The scientific names assigned to animals often have intriguing origins, which can be revealed by books in the Smithsonian Institution Libraries’ collections. The Pallas’s Cat of central Asia, for instance, is named after German naturalist Peter Simon Pallas (1741-1811), the first person to publish a detailed description of the animal. Although he was not fully aware that the curious creatures he had seen during his travels were a new species, Pallas’s account and his accompanying illustration were definitive enough to establish the foundation for the scientific record. Pallas spent much of his life in Russia, where he conducted expeditions in search of new and unusual animals and plants. In his account, Travels through the southern provinces of the Russian Empire in the years 1793 and 1794 (originally published in German in 1799-1801), he speculated that the mysterious felines known today as the Pallas’s Cat (Felis manul) were the half-wild offspring of a local nobleman’s pet:

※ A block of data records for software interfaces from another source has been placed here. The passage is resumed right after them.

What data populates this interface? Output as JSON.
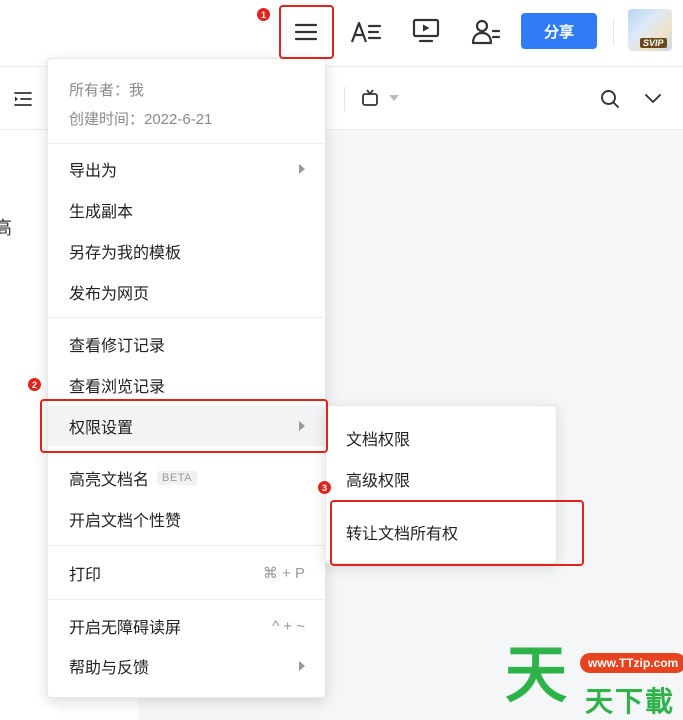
{
  "topbar": {
    "share_label": "分享",
    "vip_label": "SVIP"
  },
  "menu": {
    "owner": "所有者：我",
    "created": "创建时间：2022-6-21",
    "groups": [
      [
        "导出为",
        "生成副本",
        "另存为我的模板",
        "发布为网页"
      ],
      [
        "查看修订记录",
        "查看浏览记录",
        "权限设置"
      ],
      [
        "高亮文档名",
        "开启文档个性赞"
      ],
      [
        "打印"
      ],
      [
        "开启无障碍读屏",
        "帮助与反馈"
      ]
    ],
    "beta_label": "BETA",
    "print_shortcut": "⌘ + P",
    "accessibility_shortcut": "^ + ~"
  },
  "submenu": {
    "items": [
      "文档权限",
      "高级权限",
      "转让文档所有权"
    ]
  },
  "annotations": {
    "badge1": "1",
    "badge2": "2",
    "badge3": "3"
  },
  "doc": {
    "partial_char": "高"
  },
  "watermark": {
    "logo": "天",
    "url": "www.TTzip.com",
    "text": "天下載"
  },
  "colors": {
    "accent": "#2f7cf6",
    "annotation": "#e1231b",
    "watermark_green": "#2db34a"
  },
  "icons": [
    "menu-icon",
    "font-style-icon",
    "present-icon",
    "collaborator-icon",
    "outline-icon",
    "template-icon",
    "search-icon",
    "chevron-down-icon"
  ]
}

“A particular species, or mongrel variety, of the domestic cat, engaged a considerable share of my attention. It was the offspring of a black cat which belonged to Yegor Michailovitch Shedrinskoi, Counsellor of State, and had kittened three young ones that exactly resembled each other. Their mother lived alone in the village of Nikolskoi, in the district of Insara, on this nobleman’s estate, and often retired to a young forest, behind a garden which is laid out in the English style. The domestics had remarked that this cat was absent during th rutting season; and it was also reported that she formerly had kittens of the common kind, which she devoured a few days after their birth. I saw two of her brood in the house of Counsellor Martynof, and one in that of the Lord-lieutenant. The form of this cat, and particularly the nature and colour of the hair, exhibited so extraordinary an appearance, that I was induced to give a representation of it in the first plate. It is of a middle size, has somewhat smaller legs than the common cat, and the head is longer towards the nose. The tail is thrice the length of the head. The colour of the body is a light chesnut brown like that of the pole-cat, but blacker on the back, especially towards the tail, and paler along the sides and belly. … The exquisite olfactory sense, agility, and other characteristics of these three animals, are similar to those of the common cat. But they had been extremely wild at first, hid themselves in cellars, and holes, nay even burrowed under ground, and had not yet acquired the sociable qualities of our domesticated cats. I shall not attempt to determine whether they may be considered as a mongrel breed.”—Diane Shaw
(From v. 1, p. 48-49 and plate 1, of the from the 2nd London ed.; held by SIL’s Cooper-Hewitt Museum Library, qDK509.P3513 1812 v. 1-2 CHMRB)
More information about the Pallas’s Cat can be found on the Biodiversity Heritage Library website at http://www.biodiversitylibrary.org/name/Felis_manul, where scanned volumes from SIL and the other BHL partner institutions can be consulted.